- Monthly release of government measures of economic performance can be volatile. When the alarming headlines come, remain calm and look for analysis that considers several months' numbers.
- The best economists are careful with monthly numbers. They forecast infrequently so they can look for trends.
So Wells Fargo's analysis of June construction-spending estimates from the Department of Commerce got my attention by pointing out that consensus forecasts for the total value of construction spending put in place have not only missed the mark for three months in a row, but in all three months construction spending dropped while industry watchers expected growth. The clincher: "This divergence begs the question: 'Are we seeing weakness due to volatility, or are we are at a turning point and forecasters are missing the signal?'"

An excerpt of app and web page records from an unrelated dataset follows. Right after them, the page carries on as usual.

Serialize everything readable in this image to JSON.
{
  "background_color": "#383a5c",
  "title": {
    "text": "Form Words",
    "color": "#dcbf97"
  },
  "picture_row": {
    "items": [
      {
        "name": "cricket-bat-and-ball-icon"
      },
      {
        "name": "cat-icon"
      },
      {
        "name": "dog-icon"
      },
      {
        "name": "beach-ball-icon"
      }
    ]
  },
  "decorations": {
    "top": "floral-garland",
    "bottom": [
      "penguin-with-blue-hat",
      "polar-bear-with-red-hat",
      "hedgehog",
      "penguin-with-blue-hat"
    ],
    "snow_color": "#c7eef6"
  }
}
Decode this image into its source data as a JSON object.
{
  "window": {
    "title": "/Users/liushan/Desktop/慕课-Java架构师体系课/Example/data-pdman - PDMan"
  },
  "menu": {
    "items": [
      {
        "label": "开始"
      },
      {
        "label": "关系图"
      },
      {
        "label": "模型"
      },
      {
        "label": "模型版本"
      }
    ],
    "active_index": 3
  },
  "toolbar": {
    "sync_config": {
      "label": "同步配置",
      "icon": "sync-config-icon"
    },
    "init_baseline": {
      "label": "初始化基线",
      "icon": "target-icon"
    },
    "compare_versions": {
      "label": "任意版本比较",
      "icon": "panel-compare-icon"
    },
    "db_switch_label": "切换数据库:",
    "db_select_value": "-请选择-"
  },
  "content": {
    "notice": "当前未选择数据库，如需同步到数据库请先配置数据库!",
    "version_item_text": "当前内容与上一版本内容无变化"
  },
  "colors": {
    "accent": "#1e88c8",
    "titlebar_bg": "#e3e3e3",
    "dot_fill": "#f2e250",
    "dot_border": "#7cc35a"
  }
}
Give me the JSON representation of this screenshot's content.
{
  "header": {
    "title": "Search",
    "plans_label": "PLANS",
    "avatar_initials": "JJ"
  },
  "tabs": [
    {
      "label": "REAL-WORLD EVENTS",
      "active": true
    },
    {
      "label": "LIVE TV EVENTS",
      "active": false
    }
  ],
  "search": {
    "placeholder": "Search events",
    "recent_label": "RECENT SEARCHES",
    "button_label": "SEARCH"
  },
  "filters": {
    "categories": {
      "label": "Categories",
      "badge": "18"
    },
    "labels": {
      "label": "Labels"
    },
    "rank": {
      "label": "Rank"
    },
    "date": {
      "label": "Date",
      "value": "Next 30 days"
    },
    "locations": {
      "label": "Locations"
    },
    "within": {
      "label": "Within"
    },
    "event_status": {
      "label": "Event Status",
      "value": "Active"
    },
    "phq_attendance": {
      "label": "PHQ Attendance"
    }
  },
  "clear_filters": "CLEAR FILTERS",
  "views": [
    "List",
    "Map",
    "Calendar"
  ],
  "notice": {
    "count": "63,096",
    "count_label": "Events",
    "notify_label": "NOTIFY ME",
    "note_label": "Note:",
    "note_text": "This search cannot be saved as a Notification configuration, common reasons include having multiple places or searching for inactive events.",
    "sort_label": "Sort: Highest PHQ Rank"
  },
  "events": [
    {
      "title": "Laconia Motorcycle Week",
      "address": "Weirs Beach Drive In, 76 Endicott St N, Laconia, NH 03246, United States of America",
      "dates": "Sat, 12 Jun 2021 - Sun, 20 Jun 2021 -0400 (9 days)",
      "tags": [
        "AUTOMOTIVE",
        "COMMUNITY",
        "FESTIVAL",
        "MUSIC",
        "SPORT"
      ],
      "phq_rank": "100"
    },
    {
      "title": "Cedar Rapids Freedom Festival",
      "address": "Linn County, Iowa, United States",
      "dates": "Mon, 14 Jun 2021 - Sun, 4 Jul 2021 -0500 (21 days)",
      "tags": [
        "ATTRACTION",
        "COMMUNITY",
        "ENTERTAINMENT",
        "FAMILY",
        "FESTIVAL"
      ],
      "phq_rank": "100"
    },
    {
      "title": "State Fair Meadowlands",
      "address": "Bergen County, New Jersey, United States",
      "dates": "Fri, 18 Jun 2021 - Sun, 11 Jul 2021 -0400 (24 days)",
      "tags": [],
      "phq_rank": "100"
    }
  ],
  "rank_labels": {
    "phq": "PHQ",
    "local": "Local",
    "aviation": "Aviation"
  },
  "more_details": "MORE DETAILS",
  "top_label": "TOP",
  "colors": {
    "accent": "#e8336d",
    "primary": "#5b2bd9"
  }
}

One of the ways I assuage monthly report panic is to average several recent monthly numbers and compare them to the same months in the previous year. For example:
- The average of monthly estimates of the value of total US construction put in place in the first half of this year is 6.9% greater than in the first half of 2015
- Spending on private construction averaged 8.4% better than the first half of 2015
- Spending on public construction averaged 2.6% better than the first half of 2015
But Wells Fargo raises its question because of the results of the second quarter of 2016. And there the difference between last year and this one narrows significantly:
- The average of monthly estimates of the value of total US construction put in place in April, May and June is 2.7% greater than in the first half of 2015
- Spending on private construction averaged 4.7% better than the first half of 2015
- Spending on public construction averaged 2.9% below the first half of 2015
Still no emergency. But we've just been handed the third sub-1%-growth estimate of quarterly GDP in a row. Consumer spending is one of very few bright spots in the economy overall. And we're seven years into this economic cycle.
Don't underestimate the fact that this is one of the most unique economic cycles this country has ever experienced. Recovering from the Great Recession is not likely to follow any script.
If you're not already, this is a good time to start keeping an eye on monthly economic indicators.